Tuesday, May 15, 2012

All Sorts of Arrays

This past week we embarked on rectangular arrays (2.OA4).  Each morning, we debrief with one another about the day prior and what we will be doing that day.  As we were talking late last week about teaching arrays, Heather mentioned how fun it would be to relate arrays to planting a garden.  *Insert Lightbulb moment!*

I (Juli) had 12 raised beds gardens built last year in conjunction with a lesson that I taught that went horribly wrong (there is a great story to that which will have to come at a later time) and an Eagle Scout who was a student of my husband's who desperately needed a project to complete.  The gardens were built for the entire school and haven't seen much use until this year.  The more I thought about it, I decided that not only were we going to relate arrays to gardening, but we were going to have all of our kids out there in the gardens planting seeds in rectangular arrays!

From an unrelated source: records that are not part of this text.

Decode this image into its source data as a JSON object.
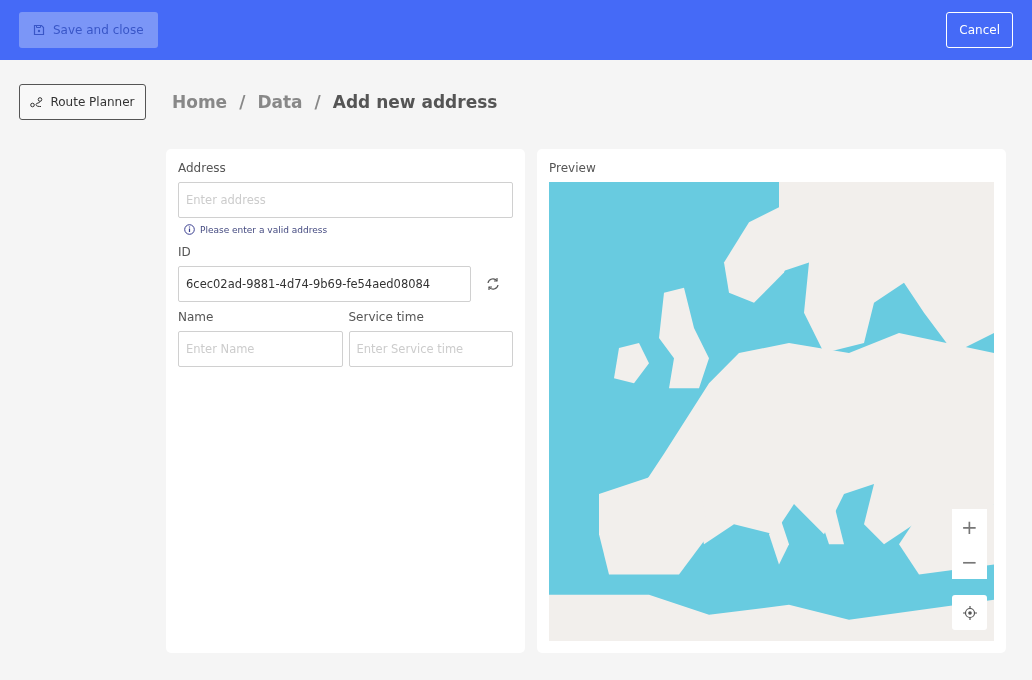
{
  "toolbar": {
    "save_button": {
      "label": "Save and close",
      "disabled": true
    },
    "cancel_button": {
      "label": "Cancel"
    }
  },
  "route_planner_button": {
    "label": "Route Planner"
  },
  "breadcrumb": [
    {
      "label": "Home",
      "current": false
    },
    {
      "label": "Data",
      "current": false
    },
    {
      "label": "Add new address",
      "current": true
    }
  ],
  "breadcrumb_separator": "/",
  "form": {
    "address": {
      "label": "Address",
      "placeholder": "Enter address",
      "hint": "Please enter a valid address"
    },
    "id": {
      "label": "ID",
      "value": "6cec02ad-9881-4d74-9b69-fe54aed08084"
    },
    "name": {
      "label": "Name",
      "placeholder": "Enter Name"
    },
    "service_time": {
      "label": "Service time",
      "placeholder": "Enter Service time"
    }
  },
  "preview": {
    "title": "Preview",
    "zoom_in": "+",
    "zoom_out": "−"
  }
}
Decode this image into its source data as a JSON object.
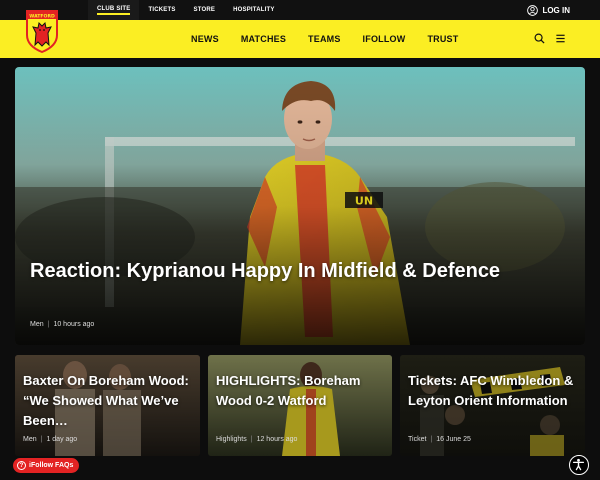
{
  "topnav": {
    "items": [
      {
        "label": "CLUB SITE"
      },
      {
        "label": "TICKETS"
      },
      {
        "label": "STORE"
      },
      {
        "label": "HOSPITALITY"
      }
    ],
    "login_label": "LOG IN"
  },
  "header": {
    "crest_text": "WATFORD",
    "nav": [
      {
        "label": "NEWS"
      },
      {
        "label": "MATCHES"
      },
      {
        "label": "TEAMS"
      },
      {
        "label": "IFOLLOW"
      },
      {
        "label": "TRUST"
      }
    ],
    "icons": [
      "search-icon",
      "menu-icon"
    ]
  },
  "hero": {
    "title": "Reaction: Kyprianou Happy In Midfield & Defence",
    "category": "Men",
    "time": "10 hours ago",
    "shirt_text": "UN"
  },
  "cards": [
    {
      "title": "Baxter On Boreham Wood: “We Showed What We’ve Been…",
      "category": "Men",
      "time": "1 day ago"
    },
    {
      "title": "HIGHLIGHTS: Boreham Wood 0-2 Watford",
      "category": "Highlights",
      "time": "12 hours ago"
    },
    {
      "title": "Tickets: AFC Wimbledon & Leyton Orient Information",
      "category": "Ticket",
      "time": "16 June 25"
    }
  ],
  "floating": {
    "faq_label": "iFollow FAQs"
  },
  "colors": {
    "brand_yellow": "#fbee23",
    "brand_red": "#e32323",
    "brand_black": "#111111"
  }
}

I checked to see what, if any, seeds needed to be planted this week and discovered that we needed to plant both melons and watermelons.  

We pulled butcher paper roughly the size of the raised beds.  We divided our classes into 4 total groups.  As a group, they had to determine what array would work best on the paper and in the garden.  Team A was planting watermelon seeds and needed 10 inches of space between the seeds.  Team B was planting melons and needed 12 inches of space between the seeds.  (2.MD.1)  

They used their rulers and began marking their big butcher paper into a huge 2x7 array.  Then we had them figure out their repeated addition sentences that went along with their arrays.  

Next, we all headed out into the gardens to begin planting.  We placed the butcher paper into the gardens and pushed Popsicle sticks through the holes.

When we moved the paper from the beds, we had an array of popsicle sticks that let us know exactly where to plant the seeds in the bed.  

Here is Heather with her kids, planting the seeds in the beds.  

The kids put the seeds in the beds and hopefully in 85-90 days we will have lots of watermelons and melons!  The funny thing was that after we got the seeds planted and we were back inside, we pulled up the calendar and together figured out when it would be time for our melons to be harvested.  After looking at the calendar, both classes were SO bummed when they realized that we wouldn't be in school when they're ready.  Hopefully, we can arrange for the kids to come and see them when they get picked!

It was a great day overall and we 're thrilled how we integrated so many math and science skills all while making arrays real to our kids!


1 comment:

  1. I LOVE this idea!! I will make sure that those new third graders are reminded of their arrays when we do multiplication next year.